Your instructions
Lines that include the string "folder" are the ones to copy from the entries below.

Supplied records

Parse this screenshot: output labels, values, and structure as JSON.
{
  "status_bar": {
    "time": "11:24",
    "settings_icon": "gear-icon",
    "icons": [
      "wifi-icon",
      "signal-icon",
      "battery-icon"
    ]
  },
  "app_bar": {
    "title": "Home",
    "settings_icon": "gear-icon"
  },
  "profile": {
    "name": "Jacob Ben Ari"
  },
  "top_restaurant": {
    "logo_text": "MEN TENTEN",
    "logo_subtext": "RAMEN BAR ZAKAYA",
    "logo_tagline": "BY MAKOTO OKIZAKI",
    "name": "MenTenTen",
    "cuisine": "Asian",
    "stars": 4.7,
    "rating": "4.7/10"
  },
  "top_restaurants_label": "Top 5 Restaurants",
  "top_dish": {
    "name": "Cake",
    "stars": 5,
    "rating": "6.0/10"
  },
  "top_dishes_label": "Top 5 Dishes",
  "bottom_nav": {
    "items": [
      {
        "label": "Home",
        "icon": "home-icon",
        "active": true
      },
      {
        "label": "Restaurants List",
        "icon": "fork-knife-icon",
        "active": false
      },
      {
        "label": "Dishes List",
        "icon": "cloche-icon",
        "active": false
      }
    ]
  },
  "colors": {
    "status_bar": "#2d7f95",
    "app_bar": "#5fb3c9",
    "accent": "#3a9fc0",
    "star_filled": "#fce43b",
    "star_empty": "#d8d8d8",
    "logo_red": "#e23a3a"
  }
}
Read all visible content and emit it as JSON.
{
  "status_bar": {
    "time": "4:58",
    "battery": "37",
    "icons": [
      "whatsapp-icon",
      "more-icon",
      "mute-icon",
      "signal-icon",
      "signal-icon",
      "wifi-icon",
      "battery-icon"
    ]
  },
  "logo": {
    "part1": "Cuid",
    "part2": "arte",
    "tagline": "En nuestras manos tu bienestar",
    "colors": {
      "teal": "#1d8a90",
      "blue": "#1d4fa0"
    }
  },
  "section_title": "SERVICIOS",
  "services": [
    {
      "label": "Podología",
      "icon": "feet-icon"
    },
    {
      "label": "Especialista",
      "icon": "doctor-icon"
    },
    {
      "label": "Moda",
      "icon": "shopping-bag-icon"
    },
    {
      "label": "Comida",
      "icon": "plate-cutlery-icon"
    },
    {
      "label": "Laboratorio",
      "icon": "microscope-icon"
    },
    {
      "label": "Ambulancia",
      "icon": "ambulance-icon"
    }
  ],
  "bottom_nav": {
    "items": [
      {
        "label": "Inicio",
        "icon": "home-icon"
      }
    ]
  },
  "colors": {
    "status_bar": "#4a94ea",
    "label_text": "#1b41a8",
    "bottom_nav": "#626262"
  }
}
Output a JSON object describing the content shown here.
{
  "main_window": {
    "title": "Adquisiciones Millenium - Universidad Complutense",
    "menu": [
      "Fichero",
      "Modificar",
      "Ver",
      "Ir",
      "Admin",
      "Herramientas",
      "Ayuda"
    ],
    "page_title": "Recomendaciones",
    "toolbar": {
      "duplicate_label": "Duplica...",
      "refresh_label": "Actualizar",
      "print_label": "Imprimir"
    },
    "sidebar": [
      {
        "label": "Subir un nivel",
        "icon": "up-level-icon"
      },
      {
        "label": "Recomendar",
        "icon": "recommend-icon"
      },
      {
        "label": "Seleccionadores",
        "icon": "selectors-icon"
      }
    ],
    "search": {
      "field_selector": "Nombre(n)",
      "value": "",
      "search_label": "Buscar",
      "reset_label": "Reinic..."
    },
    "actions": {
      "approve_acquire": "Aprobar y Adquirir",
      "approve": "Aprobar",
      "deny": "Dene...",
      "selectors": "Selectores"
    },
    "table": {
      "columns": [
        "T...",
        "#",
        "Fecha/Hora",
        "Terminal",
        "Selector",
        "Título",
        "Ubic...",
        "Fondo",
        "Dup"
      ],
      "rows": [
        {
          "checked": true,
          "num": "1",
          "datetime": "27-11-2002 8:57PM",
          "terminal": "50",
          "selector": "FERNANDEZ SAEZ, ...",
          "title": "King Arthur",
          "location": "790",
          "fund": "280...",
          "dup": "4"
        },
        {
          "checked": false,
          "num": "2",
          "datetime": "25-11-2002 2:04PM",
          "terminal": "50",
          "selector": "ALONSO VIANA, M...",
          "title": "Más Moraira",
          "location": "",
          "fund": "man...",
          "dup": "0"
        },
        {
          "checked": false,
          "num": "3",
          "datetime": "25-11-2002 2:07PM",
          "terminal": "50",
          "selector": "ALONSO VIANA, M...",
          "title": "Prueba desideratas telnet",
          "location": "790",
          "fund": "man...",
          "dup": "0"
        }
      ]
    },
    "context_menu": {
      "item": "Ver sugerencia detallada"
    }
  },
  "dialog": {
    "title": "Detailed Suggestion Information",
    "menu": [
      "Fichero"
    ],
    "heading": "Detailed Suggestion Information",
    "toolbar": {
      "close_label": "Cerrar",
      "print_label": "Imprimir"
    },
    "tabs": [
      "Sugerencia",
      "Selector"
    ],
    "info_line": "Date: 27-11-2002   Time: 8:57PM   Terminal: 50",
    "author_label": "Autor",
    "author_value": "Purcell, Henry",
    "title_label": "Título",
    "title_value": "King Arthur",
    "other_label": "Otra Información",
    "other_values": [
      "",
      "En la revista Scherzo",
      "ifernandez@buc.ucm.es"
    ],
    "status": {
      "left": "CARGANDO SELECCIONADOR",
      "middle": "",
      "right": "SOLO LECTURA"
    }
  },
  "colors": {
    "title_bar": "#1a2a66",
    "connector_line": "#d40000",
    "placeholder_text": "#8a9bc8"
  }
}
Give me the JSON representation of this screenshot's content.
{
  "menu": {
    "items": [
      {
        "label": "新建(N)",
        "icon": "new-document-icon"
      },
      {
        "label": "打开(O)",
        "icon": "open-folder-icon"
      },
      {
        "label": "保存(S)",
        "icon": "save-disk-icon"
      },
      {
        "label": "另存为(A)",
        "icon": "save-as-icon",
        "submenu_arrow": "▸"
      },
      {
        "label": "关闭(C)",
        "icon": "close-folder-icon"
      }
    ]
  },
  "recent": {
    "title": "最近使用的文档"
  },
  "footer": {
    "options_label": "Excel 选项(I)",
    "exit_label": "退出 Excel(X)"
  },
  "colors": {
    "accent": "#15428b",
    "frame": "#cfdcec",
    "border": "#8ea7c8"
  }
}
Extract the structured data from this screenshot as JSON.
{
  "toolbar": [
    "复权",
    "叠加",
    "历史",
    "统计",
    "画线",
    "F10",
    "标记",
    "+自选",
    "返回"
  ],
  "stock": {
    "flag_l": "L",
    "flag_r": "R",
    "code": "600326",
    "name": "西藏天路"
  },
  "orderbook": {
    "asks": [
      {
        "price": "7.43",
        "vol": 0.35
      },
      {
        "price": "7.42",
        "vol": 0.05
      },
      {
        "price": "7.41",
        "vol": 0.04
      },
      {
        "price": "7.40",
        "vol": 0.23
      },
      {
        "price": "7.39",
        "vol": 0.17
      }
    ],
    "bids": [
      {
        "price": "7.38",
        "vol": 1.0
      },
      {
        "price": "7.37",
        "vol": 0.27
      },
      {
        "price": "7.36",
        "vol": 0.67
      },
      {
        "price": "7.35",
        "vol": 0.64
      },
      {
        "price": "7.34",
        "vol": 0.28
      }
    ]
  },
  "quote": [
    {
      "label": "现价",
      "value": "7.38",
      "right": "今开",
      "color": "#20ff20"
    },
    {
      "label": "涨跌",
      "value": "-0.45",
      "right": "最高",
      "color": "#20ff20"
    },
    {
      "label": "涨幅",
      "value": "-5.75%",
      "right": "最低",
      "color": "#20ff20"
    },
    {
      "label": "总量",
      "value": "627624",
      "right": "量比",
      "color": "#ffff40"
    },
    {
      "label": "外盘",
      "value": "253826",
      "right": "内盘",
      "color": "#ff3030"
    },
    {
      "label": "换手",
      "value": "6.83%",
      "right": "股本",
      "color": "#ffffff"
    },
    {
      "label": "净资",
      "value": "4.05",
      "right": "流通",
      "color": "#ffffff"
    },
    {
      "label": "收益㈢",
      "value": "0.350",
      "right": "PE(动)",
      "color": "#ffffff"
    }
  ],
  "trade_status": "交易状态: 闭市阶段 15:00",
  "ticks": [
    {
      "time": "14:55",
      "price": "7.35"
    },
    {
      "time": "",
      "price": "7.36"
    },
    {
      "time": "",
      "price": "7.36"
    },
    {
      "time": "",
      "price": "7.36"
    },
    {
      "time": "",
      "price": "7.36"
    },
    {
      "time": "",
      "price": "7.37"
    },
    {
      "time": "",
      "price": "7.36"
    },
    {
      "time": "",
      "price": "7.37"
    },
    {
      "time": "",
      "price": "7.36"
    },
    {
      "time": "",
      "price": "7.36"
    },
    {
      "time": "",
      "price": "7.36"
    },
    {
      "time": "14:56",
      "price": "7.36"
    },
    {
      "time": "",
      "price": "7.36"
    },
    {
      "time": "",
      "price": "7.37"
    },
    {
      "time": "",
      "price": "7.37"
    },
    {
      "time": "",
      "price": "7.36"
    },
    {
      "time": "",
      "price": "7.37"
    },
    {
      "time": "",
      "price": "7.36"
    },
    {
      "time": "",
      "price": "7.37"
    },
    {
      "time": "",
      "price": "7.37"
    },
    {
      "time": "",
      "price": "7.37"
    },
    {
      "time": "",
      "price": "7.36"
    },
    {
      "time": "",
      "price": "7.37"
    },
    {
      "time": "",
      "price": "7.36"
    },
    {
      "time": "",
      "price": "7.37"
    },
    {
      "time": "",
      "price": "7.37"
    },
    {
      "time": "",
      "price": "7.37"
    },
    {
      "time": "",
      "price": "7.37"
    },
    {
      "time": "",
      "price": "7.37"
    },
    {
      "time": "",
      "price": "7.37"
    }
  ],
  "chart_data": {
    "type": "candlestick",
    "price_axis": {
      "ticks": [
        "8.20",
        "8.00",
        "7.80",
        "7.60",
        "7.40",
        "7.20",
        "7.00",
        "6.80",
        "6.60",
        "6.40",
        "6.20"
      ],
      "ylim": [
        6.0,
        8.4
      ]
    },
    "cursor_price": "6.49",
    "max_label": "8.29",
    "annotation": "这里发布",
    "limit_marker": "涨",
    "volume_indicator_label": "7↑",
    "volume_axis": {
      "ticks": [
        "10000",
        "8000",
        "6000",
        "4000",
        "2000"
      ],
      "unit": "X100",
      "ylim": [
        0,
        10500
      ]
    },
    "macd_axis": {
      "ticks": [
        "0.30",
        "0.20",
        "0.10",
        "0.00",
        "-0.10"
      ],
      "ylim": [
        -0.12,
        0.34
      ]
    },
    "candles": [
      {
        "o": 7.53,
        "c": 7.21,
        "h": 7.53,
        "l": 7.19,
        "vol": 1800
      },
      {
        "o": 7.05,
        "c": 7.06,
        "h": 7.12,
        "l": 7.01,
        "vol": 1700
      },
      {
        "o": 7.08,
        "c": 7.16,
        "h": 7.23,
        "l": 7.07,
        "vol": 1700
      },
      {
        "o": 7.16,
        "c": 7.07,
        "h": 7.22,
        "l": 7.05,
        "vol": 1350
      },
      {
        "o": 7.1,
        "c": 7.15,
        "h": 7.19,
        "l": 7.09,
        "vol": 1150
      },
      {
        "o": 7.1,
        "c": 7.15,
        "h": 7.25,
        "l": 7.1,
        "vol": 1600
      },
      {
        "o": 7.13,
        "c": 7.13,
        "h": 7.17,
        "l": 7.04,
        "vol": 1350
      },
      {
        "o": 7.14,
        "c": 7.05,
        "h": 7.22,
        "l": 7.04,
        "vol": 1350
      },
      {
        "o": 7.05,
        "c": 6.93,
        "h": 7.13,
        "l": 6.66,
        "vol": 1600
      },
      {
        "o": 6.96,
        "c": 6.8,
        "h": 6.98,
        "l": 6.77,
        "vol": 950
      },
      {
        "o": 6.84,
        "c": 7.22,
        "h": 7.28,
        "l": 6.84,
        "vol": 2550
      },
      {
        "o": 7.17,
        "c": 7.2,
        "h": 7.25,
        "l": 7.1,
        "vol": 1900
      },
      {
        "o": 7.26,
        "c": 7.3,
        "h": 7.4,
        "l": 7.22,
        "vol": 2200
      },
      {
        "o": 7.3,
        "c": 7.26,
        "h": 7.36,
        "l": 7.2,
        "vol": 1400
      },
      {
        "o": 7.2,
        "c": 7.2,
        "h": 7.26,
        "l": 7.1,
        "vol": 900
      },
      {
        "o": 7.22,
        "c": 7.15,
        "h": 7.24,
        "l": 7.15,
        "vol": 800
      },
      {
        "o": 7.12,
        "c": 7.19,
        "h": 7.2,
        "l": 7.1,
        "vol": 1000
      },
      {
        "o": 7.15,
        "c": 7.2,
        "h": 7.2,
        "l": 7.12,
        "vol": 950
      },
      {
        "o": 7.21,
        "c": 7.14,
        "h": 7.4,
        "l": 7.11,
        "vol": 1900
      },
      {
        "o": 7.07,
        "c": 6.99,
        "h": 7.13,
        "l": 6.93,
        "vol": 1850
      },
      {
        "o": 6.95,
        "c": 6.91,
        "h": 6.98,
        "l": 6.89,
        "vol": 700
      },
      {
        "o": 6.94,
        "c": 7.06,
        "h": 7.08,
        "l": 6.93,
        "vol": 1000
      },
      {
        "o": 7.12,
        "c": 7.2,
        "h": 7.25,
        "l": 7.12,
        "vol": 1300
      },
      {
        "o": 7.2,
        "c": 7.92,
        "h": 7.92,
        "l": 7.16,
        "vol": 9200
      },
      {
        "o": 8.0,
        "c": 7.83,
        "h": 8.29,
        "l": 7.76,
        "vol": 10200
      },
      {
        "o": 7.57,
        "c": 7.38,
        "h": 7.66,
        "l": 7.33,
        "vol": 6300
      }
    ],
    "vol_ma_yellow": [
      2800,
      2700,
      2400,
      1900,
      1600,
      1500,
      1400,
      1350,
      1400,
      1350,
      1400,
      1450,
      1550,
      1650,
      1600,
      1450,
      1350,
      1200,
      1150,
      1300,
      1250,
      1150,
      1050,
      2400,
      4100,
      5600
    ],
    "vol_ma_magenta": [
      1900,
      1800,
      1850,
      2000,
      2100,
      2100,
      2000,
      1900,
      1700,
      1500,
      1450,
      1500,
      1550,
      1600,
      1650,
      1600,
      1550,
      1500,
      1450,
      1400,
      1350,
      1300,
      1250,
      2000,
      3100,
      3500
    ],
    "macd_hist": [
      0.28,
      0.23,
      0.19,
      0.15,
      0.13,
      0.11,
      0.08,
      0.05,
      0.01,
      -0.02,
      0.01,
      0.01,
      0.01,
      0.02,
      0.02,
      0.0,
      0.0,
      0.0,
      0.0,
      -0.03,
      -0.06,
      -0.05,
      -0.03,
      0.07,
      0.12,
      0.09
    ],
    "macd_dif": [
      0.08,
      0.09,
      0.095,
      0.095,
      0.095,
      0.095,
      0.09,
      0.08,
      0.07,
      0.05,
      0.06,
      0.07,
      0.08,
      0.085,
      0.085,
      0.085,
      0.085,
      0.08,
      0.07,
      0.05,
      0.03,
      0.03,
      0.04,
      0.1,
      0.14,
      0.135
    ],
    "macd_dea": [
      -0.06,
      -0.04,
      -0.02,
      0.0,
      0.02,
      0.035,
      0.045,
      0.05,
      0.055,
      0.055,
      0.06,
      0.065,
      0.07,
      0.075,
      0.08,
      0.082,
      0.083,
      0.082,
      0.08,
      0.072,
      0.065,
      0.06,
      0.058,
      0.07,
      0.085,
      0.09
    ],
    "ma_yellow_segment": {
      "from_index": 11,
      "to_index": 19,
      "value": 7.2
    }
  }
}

Exercise response
        "icon": "open-folder-icon"
        "icon": "close-folder-icon"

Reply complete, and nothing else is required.